The platform called Consortium for Scaling-up Climate Smart Agriculture in South Asia (C-SUCSeS) was floated at a hybrid event at Bangladesh Agriculture Research Council (BARC) Complex in the capital. 

International Fund for Agricultural Development (IFAD), SAARC Agriculture Centre (SAC), International Food Policy Research Institute (IFPRI) and SAARC Development Fund (SDF) have formed the consortium.

The partner organisations hoped that the size of investment will grow in the coming years.

The aim of consortium is to develop evidence-based strategies to collectively tackle the impact of climate change in South Asia.

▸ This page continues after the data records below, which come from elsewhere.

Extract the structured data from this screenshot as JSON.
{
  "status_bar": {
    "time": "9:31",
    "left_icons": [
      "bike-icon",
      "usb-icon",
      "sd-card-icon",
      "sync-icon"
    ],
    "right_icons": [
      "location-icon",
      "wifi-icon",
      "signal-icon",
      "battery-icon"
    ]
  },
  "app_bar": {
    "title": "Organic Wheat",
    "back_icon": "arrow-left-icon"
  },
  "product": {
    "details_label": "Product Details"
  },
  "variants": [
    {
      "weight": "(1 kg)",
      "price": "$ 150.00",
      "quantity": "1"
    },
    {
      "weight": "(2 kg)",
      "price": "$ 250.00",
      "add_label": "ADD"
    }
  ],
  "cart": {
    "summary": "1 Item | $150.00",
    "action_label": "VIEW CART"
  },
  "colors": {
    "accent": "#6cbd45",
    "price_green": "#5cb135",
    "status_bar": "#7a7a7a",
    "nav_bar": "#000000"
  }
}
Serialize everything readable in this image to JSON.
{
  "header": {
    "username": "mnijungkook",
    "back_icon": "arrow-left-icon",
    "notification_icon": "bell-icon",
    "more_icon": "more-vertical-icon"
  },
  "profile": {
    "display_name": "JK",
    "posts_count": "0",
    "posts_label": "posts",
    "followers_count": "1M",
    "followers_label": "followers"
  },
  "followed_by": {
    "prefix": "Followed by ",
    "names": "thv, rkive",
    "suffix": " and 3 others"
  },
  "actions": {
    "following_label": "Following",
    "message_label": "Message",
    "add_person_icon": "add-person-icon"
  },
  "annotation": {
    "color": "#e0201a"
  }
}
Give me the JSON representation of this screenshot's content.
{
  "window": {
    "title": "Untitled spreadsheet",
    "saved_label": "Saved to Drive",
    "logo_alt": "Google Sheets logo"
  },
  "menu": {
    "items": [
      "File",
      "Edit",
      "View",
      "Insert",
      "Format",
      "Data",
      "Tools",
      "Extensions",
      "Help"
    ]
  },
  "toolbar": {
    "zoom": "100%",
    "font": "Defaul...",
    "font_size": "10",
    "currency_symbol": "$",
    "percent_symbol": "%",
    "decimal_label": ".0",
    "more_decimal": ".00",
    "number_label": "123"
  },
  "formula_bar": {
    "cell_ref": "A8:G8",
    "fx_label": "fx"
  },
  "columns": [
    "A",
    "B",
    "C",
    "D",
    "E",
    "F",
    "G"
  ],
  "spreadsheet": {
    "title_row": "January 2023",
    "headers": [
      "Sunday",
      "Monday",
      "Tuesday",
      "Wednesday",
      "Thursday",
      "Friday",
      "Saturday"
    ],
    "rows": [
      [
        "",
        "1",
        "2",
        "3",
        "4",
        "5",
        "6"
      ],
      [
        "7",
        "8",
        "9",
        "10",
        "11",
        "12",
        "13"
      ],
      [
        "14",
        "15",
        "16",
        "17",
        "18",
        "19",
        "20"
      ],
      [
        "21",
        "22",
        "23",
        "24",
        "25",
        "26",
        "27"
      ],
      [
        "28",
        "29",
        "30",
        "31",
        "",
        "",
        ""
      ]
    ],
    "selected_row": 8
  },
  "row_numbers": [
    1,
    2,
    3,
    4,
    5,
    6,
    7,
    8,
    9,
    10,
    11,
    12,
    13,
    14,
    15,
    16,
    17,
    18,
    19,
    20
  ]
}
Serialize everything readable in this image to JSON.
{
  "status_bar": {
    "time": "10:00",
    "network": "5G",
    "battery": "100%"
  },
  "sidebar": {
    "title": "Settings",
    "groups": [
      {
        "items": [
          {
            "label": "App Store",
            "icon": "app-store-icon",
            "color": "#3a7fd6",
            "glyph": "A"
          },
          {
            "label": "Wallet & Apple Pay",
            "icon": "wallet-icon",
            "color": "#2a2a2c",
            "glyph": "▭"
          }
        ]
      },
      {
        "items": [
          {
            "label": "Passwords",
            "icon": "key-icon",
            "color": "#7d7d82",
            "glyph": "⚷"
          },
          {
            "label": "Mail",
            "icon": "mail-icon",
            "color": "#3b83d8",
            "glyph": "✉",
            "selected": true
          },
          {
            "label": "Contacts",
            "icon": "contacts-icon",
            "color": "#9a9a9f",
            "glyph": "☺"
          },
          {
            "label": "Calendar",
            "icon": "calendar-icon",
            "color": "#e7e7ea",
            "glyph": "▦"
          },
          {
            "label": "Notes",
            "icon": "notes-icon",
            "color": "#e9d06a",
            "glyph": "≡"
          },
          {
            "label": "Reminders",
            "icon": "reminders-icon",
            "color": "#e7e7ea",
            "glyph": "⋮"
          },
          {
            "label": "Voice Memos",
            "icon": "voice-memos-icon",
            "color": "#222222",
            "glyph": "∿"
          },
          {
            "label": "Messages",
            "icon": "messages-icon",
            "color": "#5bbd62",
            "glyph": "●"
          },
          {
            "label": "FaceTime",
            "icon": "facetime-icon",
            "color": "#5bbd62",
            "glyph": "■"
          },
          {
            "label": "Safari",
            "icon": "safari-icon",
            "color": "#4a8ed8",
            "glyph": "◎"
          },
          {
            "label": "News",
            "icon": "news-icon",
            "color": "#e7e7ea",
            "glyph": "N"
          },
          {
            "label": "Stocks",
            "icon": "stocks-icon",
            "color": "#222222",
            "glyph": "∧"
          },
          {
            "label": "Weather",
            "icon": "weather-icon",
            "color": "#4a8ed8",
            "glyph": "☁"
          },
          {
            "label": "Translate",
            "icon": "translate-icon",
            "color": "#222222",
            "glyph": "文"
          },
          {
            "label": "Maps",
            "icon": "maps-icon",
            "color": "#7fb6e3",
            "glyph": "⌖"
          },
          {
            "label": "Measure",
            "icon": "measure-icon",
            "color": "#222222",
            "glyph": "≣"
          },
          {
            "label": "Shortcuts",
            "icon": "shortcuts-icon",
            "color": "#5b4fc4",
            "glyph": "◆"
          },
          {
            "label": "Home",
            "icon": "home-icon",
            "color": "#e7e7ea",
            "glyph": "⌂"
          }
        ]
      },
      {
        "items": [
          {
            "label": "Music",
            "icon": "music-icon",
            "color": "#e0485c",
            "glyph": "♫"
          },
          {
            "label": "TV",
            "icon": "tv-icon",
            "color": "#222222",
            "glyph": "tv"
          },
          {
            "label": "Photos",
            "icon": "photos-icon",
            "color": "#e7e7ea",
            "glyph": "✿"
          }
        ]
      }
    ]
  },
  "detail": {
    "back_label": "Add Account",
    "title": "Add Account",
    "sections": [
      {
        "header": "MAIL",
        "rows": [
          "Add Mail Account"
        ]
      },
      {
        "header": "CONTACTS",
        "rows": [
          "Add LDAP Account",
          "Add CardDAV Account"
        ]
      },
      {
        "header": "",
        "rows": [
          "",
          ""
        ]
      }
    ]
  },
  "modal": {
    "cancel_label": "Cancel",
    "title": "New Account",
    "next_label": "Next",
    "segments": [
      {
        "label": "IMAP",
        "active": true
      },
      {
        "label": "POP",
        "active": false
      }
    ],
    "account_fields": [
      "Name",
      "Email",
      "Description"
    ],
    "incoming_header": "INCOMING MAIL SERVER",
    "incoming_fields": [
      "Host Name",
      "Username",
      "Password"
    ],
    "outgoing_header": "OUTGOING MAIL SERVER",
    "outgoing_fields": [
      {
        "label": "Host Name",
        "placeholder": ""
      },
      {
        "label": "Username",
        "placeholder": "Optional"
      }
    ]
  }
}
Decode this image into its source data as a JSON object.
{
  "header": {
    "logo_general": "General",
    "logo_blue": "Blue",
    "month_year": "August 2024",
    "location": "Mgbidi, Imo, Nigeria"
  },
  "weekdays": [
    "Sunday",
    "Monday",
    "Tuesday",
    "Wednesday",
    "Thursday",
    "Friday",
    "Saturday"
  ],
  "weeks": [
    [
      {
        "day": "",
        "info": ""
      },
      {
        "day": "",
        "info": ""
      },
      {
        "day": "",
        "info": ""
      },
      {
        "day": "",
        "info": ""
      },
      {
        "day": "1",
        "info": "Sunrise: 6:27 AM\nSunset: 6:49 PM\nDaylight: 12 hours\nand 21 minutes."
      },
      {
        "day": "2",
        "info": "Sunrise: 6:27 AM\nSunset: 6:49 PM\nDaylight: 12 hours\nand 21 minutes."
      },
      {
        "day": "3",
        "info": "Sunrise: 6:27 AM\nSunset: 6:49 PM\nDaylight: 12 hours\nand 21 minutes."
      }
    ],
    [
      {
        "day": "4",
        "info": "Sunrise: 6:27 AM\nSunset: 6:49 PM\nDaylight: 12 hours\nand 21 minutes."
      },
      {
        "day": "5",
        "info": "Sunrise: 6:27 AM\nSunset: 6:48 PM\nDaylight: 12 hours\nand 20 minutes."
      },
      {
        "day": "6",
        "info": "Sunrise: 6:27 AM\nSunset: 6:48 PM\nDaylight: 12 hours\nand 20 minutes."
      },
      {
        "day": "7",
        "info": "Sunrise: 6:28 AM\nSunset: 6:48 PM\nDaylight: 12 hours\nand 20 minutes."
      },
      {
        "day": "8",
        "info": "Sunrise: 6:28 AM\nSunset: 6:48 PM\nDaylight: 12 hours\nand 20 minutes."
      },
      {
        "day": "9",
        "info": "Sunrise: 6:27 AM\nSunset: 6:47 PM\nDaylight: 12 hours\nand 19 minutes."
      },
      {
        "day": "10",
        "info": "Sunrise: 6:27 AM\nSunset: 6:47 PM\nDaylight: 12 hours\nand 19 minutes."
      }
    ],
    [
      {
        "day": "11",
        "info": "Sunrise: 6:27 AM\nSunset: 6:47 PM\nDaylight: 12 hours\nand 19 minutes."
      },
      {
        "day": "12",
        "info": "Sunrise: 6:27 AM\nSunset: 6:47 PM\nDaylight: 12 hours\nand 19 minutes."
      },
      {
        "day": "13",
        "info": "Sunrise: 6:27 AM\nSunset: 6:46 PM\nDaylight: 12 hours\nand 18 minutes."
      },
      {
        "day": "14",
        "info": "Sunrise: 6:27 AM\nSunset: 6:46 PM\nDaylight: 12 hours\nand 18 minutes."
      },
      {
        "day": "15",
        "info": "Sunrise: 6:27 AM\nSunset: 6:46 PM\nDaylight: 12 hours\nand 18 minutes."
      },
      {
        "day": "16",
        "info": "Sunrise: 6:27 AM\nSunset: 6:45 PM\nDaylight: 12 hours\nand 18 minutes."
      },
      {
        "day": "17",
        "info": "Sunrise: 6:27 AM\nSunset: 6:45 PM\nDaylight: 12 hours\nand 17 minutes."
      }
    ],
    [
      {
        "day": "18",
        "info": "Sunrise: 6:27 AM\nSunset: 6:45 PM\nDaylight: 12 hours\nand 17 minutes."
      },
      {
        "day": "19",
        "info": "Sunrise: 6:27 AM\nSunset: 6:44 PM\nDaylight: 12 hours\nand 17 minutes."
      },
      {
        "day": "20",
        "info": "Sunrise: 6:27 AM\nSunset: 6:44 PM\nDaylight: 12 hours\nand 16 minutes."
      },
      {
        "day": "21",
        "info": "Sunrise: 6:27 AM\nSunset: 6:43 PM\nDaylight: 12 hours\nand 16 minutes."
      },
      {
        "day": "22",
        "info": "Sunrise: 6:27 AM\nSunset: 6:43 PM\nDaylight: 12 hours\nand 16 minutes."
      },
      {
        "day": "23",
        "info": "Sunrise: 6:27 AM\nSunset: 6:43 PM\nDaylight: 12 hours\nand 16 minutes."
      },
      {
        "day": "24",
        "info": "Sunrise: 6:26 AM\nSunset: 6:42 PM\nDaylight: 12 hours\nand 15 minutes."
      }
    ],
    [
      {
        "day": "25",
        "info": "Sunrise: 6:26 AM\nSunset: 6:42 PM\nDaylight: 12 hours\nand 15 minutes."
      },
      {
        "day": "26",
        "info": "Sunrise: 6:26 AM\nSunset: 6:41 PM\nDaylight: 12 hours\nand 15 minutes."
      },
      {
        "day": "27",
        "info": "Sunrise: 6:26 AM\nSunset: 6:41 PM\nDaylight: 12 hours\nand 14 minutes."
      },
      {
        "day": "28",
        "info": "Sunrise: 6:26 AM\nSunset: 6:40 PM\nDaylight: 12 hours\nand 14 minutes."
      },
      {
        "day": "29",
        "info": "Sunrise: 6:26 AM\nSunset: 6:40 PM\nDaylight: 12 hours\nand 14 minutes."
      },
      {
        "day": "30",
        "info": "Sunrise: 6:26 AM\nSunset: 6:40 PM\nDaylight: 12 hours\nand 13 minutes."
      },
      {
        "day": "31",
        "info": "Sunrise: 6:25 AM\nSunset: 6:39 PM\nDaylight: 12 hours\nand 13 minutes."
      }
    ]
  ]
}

The partnership will also focus on promoting sustainable and resilient agricultural intensification in South Asia through building the capacity of institutions and enhancing skills, scaling-up climate smart strategies and technologies.

Abdelkarim Sma, lead regional economist of IFAD, said that the agreement will strengthen IFAD’s partnership with SAARC to work together on improving food security and to benefit smallholder agriculture in the region.

 The project will look at climate-smart agriculture technologies and practices in the context of farming systems that integrate benefits for adaptation, nutrition, and women and youth, he added.

 “The agreement provides us a platform for collaborative efforts to generate evidence-based policy solutions that can accelerate climate-resilient and sustainable food supply in South Asia,” said Shahidur Rashid, director of IFPRI-South Asia.

“We believe climate change adaptation and sustainable agricultural intensification are inextricably linked,” he said.

The multi-country project is the first of its kind in the region, which has been launched at a time when climate change has emerged as a major threat to the agricultural landscape, said Esala Ruwan Weerakoon, secretary general of SAARC.

The project will target to benefit smallholders focusing on women farmers, as well as, researchers, extension workers, and policy makers in SAARC member countries, with a particular stressed on Afghanistan, Bangladesh, Bhutan, India, Nepal, Pakistan, and Sri Lanka for piloting and scaling up of CSA technologies.

All SAARC countries including Maldives will also benefit from capacity building and knowledge sharing activities.